President Obama’s candidacy for president in 2008 and, to some extent, his entire presidency, has been built on an aura of grandeur. Big, bold ideas by a big, bold man — or so he would have us believe. It has always been a case of political tulip-mania, but nothing burst the bubble with the American voters in his first four years.
The Colorado debate was the first dent in Obama’s inevitability strategy. Mitt Romney looked and sounded more informed, energetic, and presidential. But what has happened to the Obama campaign since can only be described as self-inflicted wounds. Sesame Street and Big Bird, binders full of women, bayonets and horses, these things called aircraft carriers. These aren’t the utterances of mindless surrogates who spew talking points on command, but instead, have been stump lines and debating points perpetuated by the president of the United States.

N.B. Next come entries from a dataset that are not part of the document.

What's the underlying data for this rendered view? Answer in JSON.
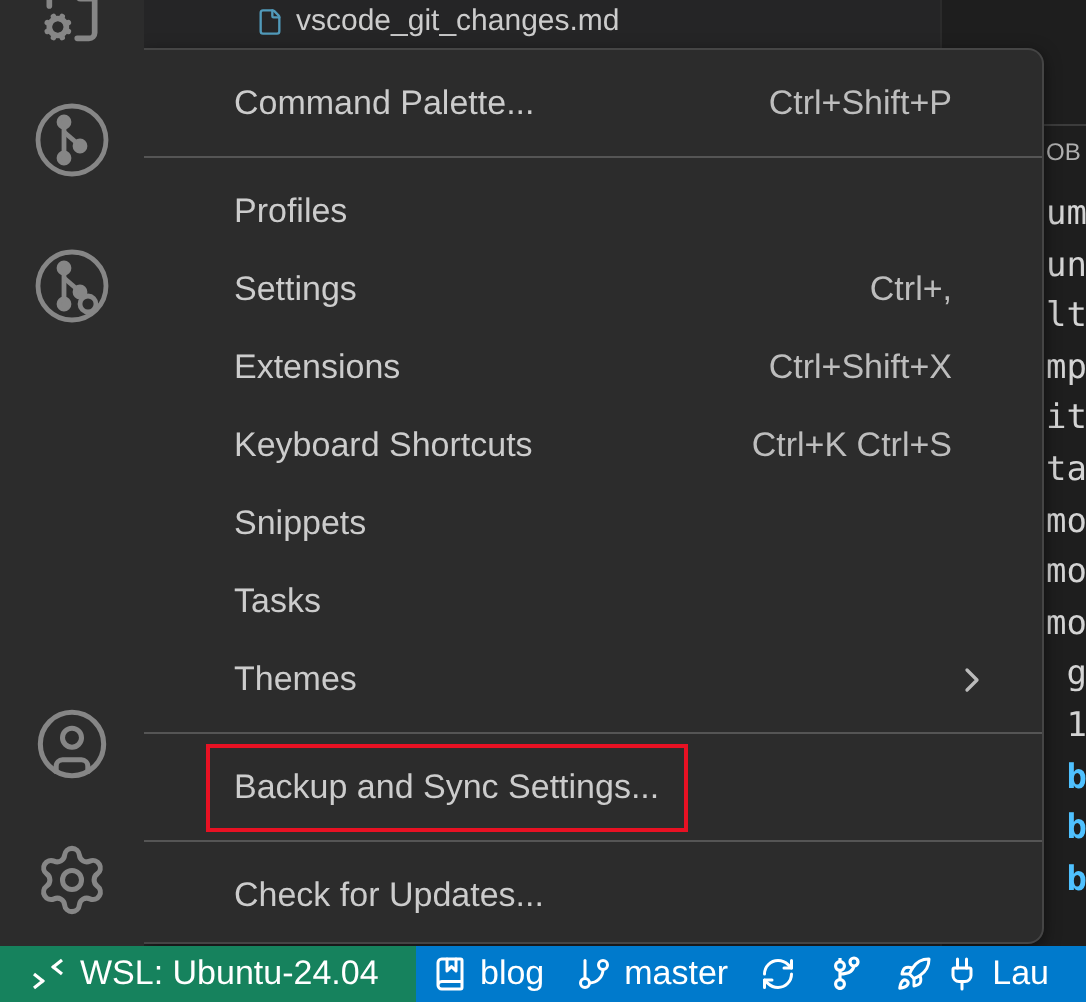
{
  "explorer": {
    "files": [
      "vscode_git_changes.md"
    ]
  },
  "menu": {
    "groups": [
      [
        {
          "label": "Command Palette...",
          "shortcut": "Ctrl+Shift+P"
        }
      ],
      [
        {
          "label": "Profiles"
        },
        {
          "label": "Settings",
          "shortcut": "Ctrl+,"
        },
        {
          "label": "Extensions",
          "shortcut": "Ctrl+Shift+X"
        },
        {
          "label": "Keyboard Shortcuts",
          "shortcut": "Ctrl+K Ctrl+S"
        },
        {
          "label": "Snippets"
        },
        {
          "label": "Tasks"
        },
        {
          "label": "Themes",
          "submenu": true
        }
      ],
      [
        {
          "label": "Backup and Sync Settings...",
          "outlined": true
        }
      ],
      [
        {
          "label": "Check for Updates..."
        }
      ]
    ]
  },
  "editor": {
    "panel_header": "OB",
    "lines": [
      {
        "text": "um",
        "kind": "plain"
      },
      {
        "text": "un",
        "kind": "plain"
      },
      {
        "text": "lt",
        "kind": "plain"
      },
      {
        "text": "mp",
        "kind": "plain"
      },
      {
        "text": "it",
        "kind": "plain"
      },
      {
        "text": "ta",
        "kind": "plain"
      },
      {
        "text": "mo",
        "kind": "plain"
      },
      {
        "text": "mo",
        "kind": "plain"
      },
      {
        "text": "mo",
        "kind": "plain"
      },
      {
        "text": " g",
        "kind": "plain"
      },
      {
        "text": " 1",
        "kind": "plain"
      },
      {
        "text": " b",
        "kind": "keyword"
      },
      {
        "text": " b",
        "kind": "keyword"
      },
      {
        "text": " b",
        "kind": "keyword"
      }
    ]
  },
  "status_bar": {
    "remote": "WSL: Ubuntu-24.04",
    "items": [
      {
        "kind": "repo",
        "label": "blog"
      },
      {
        "kind": "branch",
        "label": "master"
      },
      {
        "kind": "sync"
      },
      {
        "kind": "graph"
      },
      {
        "kind": "deploy",
        "label": "Lau"
      }
    ]
  }
}
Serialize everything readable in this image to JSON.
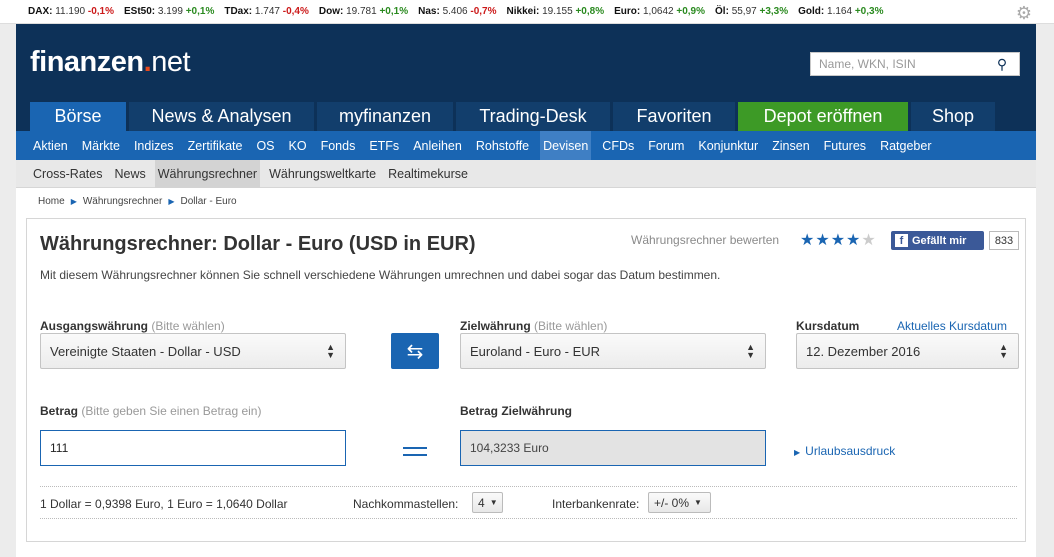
{
  "ticker": [
    {
      "name": "DAX:",
      "value": "11.190",
      "change": "-0,1%",
      "dir": "neg"
    },
    {
      "name": "ESt50:",
      "value": "3.199",
      "change": "+0,1%",
      "dir": "pos"
    },
    {
      "name": "TDax:",
      "value": "1.747",
      "change": "-0,4%",
      "dir": "neg"
    },
    {
      "name": "Dow:",
      "value": "19.781",
      "change": "+0,1%",
      "dir": "pos"
    },
    {
      "name": "Nas:",
      "value": "5.406",
      "change": "-0,7%",
      "dir": "neg"
    },
    {
      "name": "Nikkei:",
      "value": "19.155",
      "change": "+0,8%",
      "dir": "pos"
    },
    {
      "name": "Euro:",
      "value": "1,0642",
      "change": "+0,9%",
      "dir": "pos"
    },
    {
      "name": "Öl:",
      "value": "55,97",
      "change": "+3,3%",
      "dir": "pos"
    },
    {
      "name": "Gold:",
      "value": "1.164",
      "change": "+0,3%",
      "dir": "pos"
    }
  ],
  "header": {
    "logo_main": "finanzen",
    "logo_dot": ".",
    "logo_net": "net",
    "search_placeholder": "Name, WKN, ISIN"
  },
  "main_nav": [
    "Börse",
    "News & Analysen",
    "myfinanzen",
    "Trading-Desk",
    "Favoriten",
    "Depot eröffnen",
    "Shop"
  ],
  "sub_nav": [
    "Aktien",
    "Märkte",
    "Indizes",
    "Zertifikate",
    "OS",
    "KO",
    "Fonds",
    "ETFs",
    "Anleihen",
    "Rohstoffe",
    "Devisen",
    "CFDs",
    "Forum",
    "Konjunktur",
    "Zinsen",
    "Futures",
    "Ratgeber"
  ],
  "third_nav": [
    "Cross-Rates",
    "News",
    "Währungsrechner",
    "Währungsweltkarte",
    "Realtimekurse"
  ],
  "breadcrumb": [
    "Home",
    "Währungsrechner",
    "Dollar - Euro"
  ],
  "calculator": {
    "title": "Währungsrechner: Dollar - Euro (USD in EUR)",
    "description": "Mit diesem Währungsrechner können Sie schnell verschiedene Währungen umrechnen und dabei sogar das Datum bestimmen.",
    "rate_label": "Währungsrechner bewerten",
    "stars_on": "★★★★",
    "stars_off": "★",
    "fb_label": "Gefällt mir",
    "fb_count": "833",
    "source_label": "Ausgangswährung",
    "source_hint": "(Bitte wählen)",
    "source_value": "Vereinigte Staaten - Dollar - USD",
    "target_label": "Zielwährung",
    "target_hint": "(Bitte wählen)",
    "target_value": "Euroland - Euro - EUR",
    "date_label": "Kursdatum",
    "date_link": "Aktuelles Kursdatum",
    "date_value": "12. Dezember 2016",
    "amount_label": "Betrag",
    "amount_hint": "(Bitte geben Sie einen Betrag ein)",
    "amount_value": "111",
    "result_label": "Betrag Zielwährung",
    "result_value": "104,3233 Euro",
    "print_link": "Urlaubsausdruck",
    "rate_info": "1 Dollar = 0,9398 Euro, 1 Euro = 1,0640 Dollar",
    "decimals_label": "Nachkommastellen:",
    "decimals_value": "4",
    "bank_label": "Interbankenrate:",
    "bank_value": "+/- 0%"
  }
}
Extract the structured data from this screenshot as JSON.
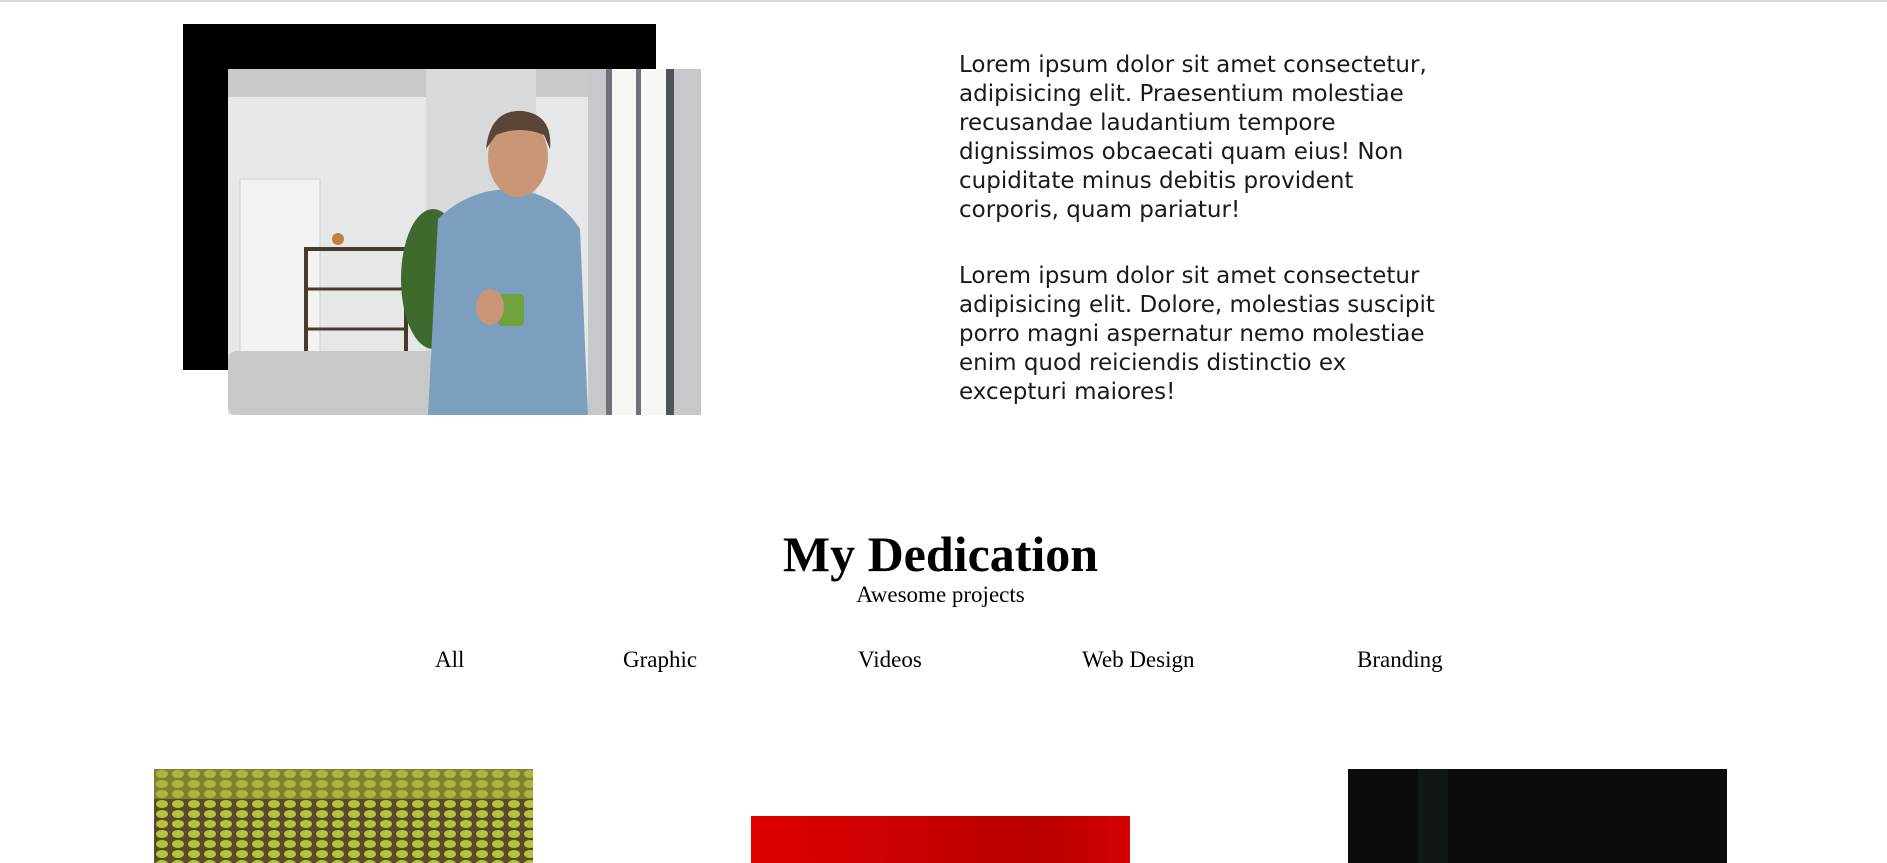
{
  "about": {
    "paragraphs": [
      "Lorem ipsum dolor sit amet consectetur, adipisicing elit. Praesentium molestiae recusandae laudantium tempore dignissimos obcaecati quam eius! Non cupiditate minus debitis provident corporis, quam pariatur!",
      "Lorem ipsum dolor sit amet consectetur adipisicing elit. Dolore, molestias suscipit porro magni aspernatur nemo molestiae enim quod reiciendis distinctio ex excepturi maiores!"
    ]
  },
  "portfolio": {
    "title": "My Dedication",
    "subtitle": "Awesome projects",
    "filters": [
      "All",
      "Graphic",
      "Videos",
      "Web Design",
      "Branding"
    ]
  },
  "colors": {
    "frame": "#000000",
    "card_red": "#d10000",
    "card_dark": "#0a0c0d",
    "card_field": "#8a9a2c"
  }
}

The net effect? President Obama looks childish and churlish. His challenger looks and sounds presidential. In most elections, a presidential candidate seeks to remain above the fray, letting others do his dirty work for him. But not President Obama. He seems to relish the insignificant, the one-liners, the zingers. This has led many to declare that Obama has won the last two debates “on points.” But elections are not about debating points. Obama can rack up all the technical victories he wants in debates (and for my part, I actually don’t think Obama won last night’s debate, but we don’t need to debate the debate too much today). In the process of winning style points and landing jabs, he has diminished his “aura” and more importantly, his office.
Time will tell whether his debating approach was the right one, and whether Romney’s above-the-fray approach was appropriate. I’ve been wrong about these things before. I tend to think, however, that Obama has made a compelling case to be Emperor of Lilliput, while surrendering a claim to retaining his current office along the way.